Cost of Ownership

How spoiled we are. These days we expect our cars to be bigger and faster, with more equipment and better build quality. We want more effective air conditioning, power outlets everywhere and brighter headlights. We want all of that but we also want to spend less on fuel and emit less carbon dioxide. Which, when you think about it, is quite a trick to pull off. We almost take it for granted that we have our cakes and eat them too and this Kuga is a case in point. The Kuga features an all-turbocharged engine line up where diesel engine fuel economy has been improved by 10 per cent, a figure that could have been higher had the Auto-Start-Stop system you get on the petrol models been fitted, one of those set-ups that cuts the engine when you don't need it. Still, the all-wheel drive diesel variants return 47.9mpg and 154g/km CO2 or 45.6mpg and 162g/km if you choose the Powershift auto 'box. Ford's low-emission ECOnetic Technology available across the line-up features Eco Mode, Gear Shift Indicator and an Active Grille Shutter that reduces drag and cuts fuel consumption.
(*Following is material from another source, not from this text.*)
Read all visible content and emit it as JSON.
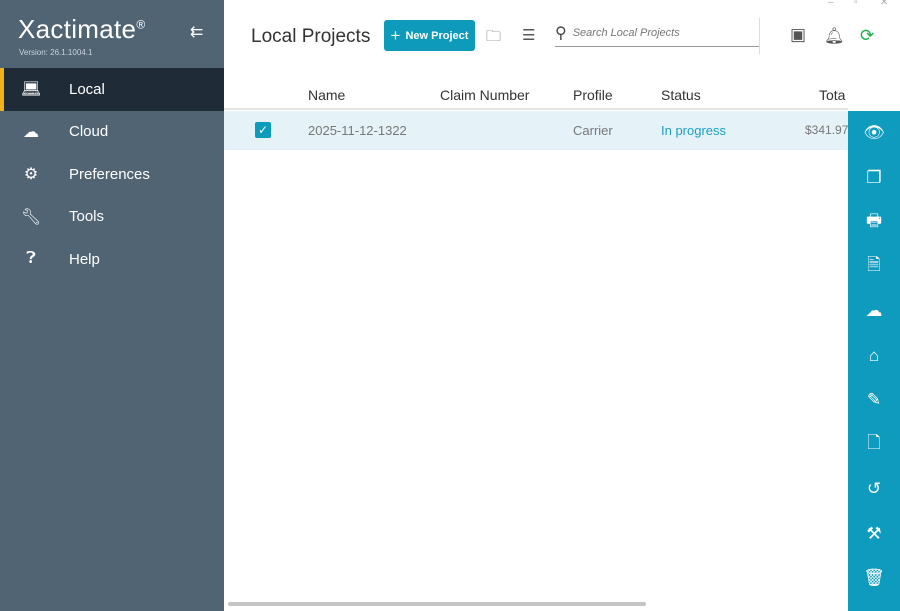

Residual values are excellent, with three year/36,000 mile figures for the entry level car hovering around 53 per cent. The three/year/60,000 mile Ford warranty isn't the industry's most generous but reliability of all of these drivetrains has thus far been extremely good.


The Ford Kuga is a car that rewards a bit of time spent with it. Look at it superficially and it's fairly easy to find rivals with more space, that drive a bit more sharply, that offer better fuel economy, wear a more prestigious badge or feel posher inside. But when you try to find the car that combines all of these qualities into one, it becomes a bit more difficult and gradually the Ford emerges as a real contender, especially in the 2.0 TDCi diesel form that most UK customers will choose. Of course, it'll have its work cut out. There's some real talent in this compact SUV division and often the decision will come down to something as straightforward as whether you like the styling, whether you can get a discount, or how close your dealer is to you. If you're drawing up a shortlist, by all means put the Kia Sportage, the Mazda CX-5 and the Nissan Qashqai on it. But you'd be missing a trick if you didn't compare them to this latest Ford Kuga. It might just have 'em all covered.